** PROBLEM DESCRIPTION **
Among the entries below, find the lines that hold the word "true" and report them.

**** RECORDS SUPPLIED ****

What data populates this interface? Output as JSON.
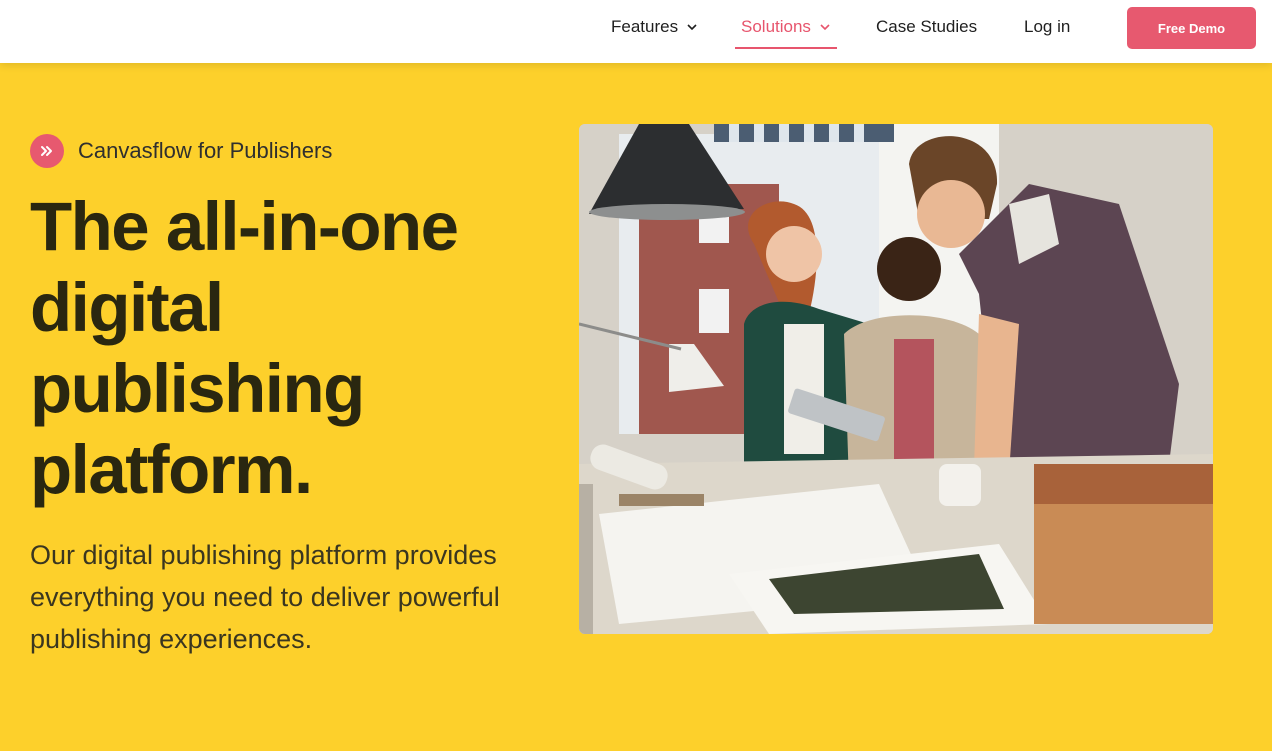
{
  "nav": {
    "items": [
      {
        "label": "Features",
        "has_dropdown": true
      },
      {
        "label": "Solutions",
        "has_dropdown": true,
        "active": true
      },
      {
        "label": "Case Studies",
        "has_dropdown": false
      },
      {
        "label": "Log in",
        "has_dropdown": false
      }
    ],
    "cta_label": "Free Demo"
  },
  "hero": {
    "eyebrow_icon": "double-chevron-right-icon",
    "eyebrow": "Canvasflow for Publishers",
    "headline_lines": [
      "The all-in-one",
      "digital",
      "publishing",
      "platform."
    ],
    "subtext": "Our digital publishing platform provides everything you need to deliver powerful publishing experiences.",
    "image_icon": "team-at-desk-photo"
  },
  "colors": {
    "background": "#fdd02b",
    "accent": "#e7596f",
    "headline": "#2a2710",
    "nav_bg": "#ffffff"
  }
}
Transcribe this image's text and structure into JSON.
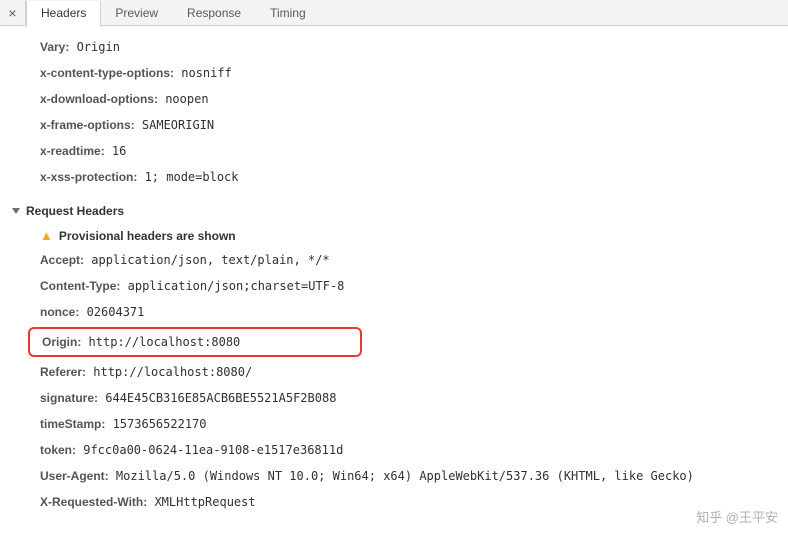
{
  "tabs": {
    "close": "×",
    "headers": "Headers",
    "preview": "Preview",
    "response": "Response",
    "timing": "Timing"
  },
  "response_headers": [
    {
      "name": "Vary:",
      "value": " Origin"
    },
    {
      "name": "x-content-type-options:",
      "value": " nosniff"
    },
    {
      "name": "x-download-options:",
      "value": " noopen"
    },
    {
      "name": "x-frame-options:",
      "value": " SAMEORIGIN"
    },
    {
      "name": "x-readtime:",
      "value": " 16"
    },
    {
      "name": "x-xss-protection:",
      "value": " 1; mode=block"
    }
  ],
  "section_title": "Request Headers",
  "provisional_warning": "Provisional headers are shown",
  "request_headers_top": [
    {
      "name": "Accept:",
      "value": " application/json, text/plain, */*"
    },
    {
      "name": "Content-Type:",
      "value": " application/json;charset=UTF-8"
    },
    {
      "name": "nonce:",
      "value": " 02604371"
    }
  ],
  "highlighted": {
    "name": "Origin:",
    "value": " http://localhost:8080"
  },
  "request_headers_bottom": [
    {
      "name": "Referer:",
      "value": " http://localhost:8080/"
    },
    {
      "name": "signature:",
      "value": " 644E45CB316E85ACB6BE5521A5F2B088"
    },
    {
      "name": "timeStamp:",
      "value": " 1573656522170"
    },
    {
      "name": "token:",
      "value": " 9fcc0a00-0624-11ea-9108-e1517e36811d"
    },
    {
      "name": "User-Agent:",
      "value": " Mozilla/5.0 (Windows NT 10.0; Win64; x64) AppleWebKit/537.36 (KHTML, like Gecko)"
    },
    {
      "name": "X-Requested-With:",
      "value": " XMLHttpRequest"
    }
  ],
  "watermark": "知乎 @王平安"
}
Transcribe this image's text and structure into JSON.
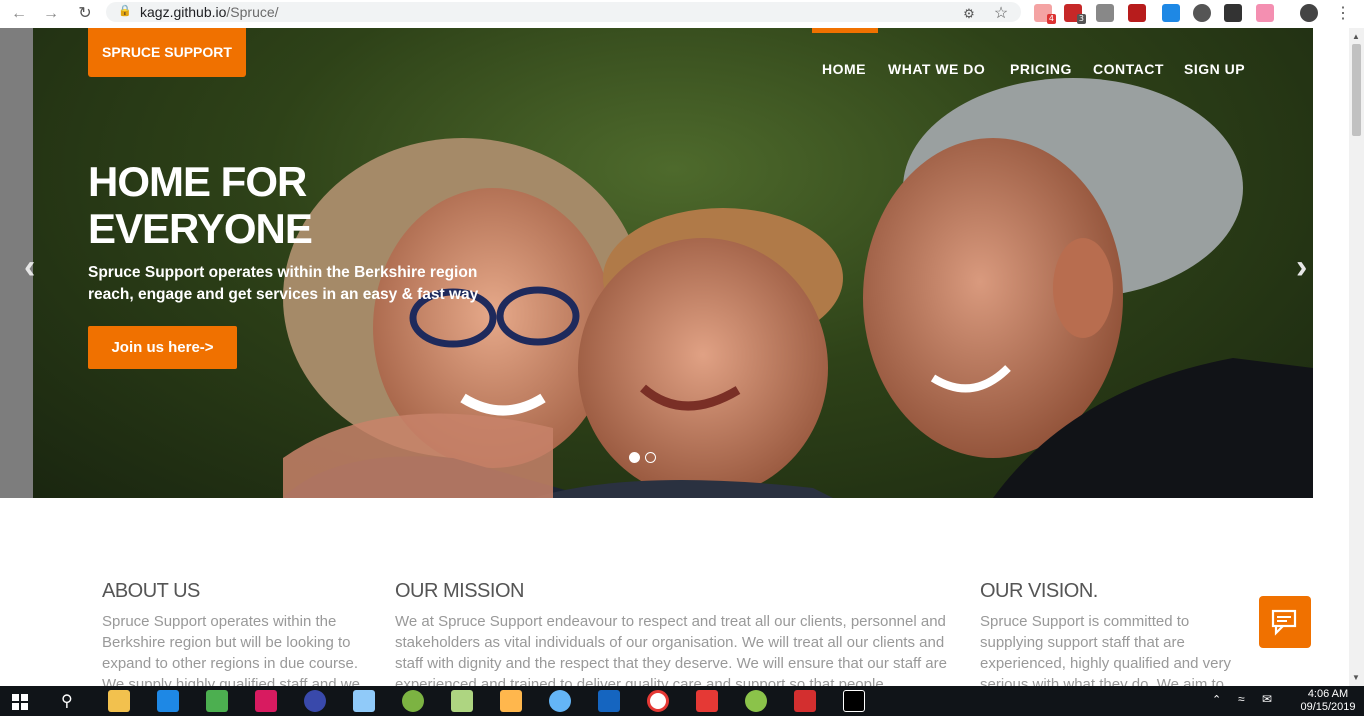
{
  "browser": {
    "url_host": "kagz.github.io",
    "url_path": "/Spruce/",
    "back_icon": "arrow-left-icon",
    "forward_icon": "arrow-right-icon",
    "reload_icon": "reload-icon",
    "ext_badges": [
      "4",
      "3"
    ]
  },
  "site": {
    "logo": "SPRUCE SUPPORT",
    "nav": [
      "HOME",
      "WHAT WE DO",
      "PRICING",
      "CONTACT",
      "SIGN UP"
    ],
    "active_nav": "HOME",
    "accent": "#f07100"
  },
  "hero": {
    "title": "HOME FOR EVERYONE",
    "subtitle_line1": "Spruce Support operates within the Berkshire region",
    "subtitle_line2": "reach, engage and get services in an easy & fast way",
    "cta": "Join us here->",
    "prev_icon": "chevron-left-icon",
    "next_icon": "chevron-right-icon",
    "slides": 2,
    "active_slide": 1
  },
  "sections": [
    {
      "title": "ABOUT US",
      "text": "Spruce Support operates within the Berkshire region but will be looking to expand to other regions in due course. We supply highly qualified staff and we"
    },
    {
      "title": "OUR MISSION",
      "text": "We at Spruce Support endeavour to respect and treat all our clients, personnel and stakeholders as vital individuals of our organisation. We will treat all our clients and staff with dignity and the respect that they deserve. We will ensure that our staff are experienced and trained to deliver quality care and support so that people"
    },
    {
      "title": "OUR VISION.",
      "text": "Spruce Support is committed to supplying support staff that are experienced, highly qualified and very serious with what they do. We aim to"
    }
  ],
  "taskbar": {
    "time": "4:06 AM",
    "date": "09/15/2019"
  }
}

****

** ANSWER FOR THE TASK **
        "has_dropdown": true
        "has_dropdown": true,
        "active": true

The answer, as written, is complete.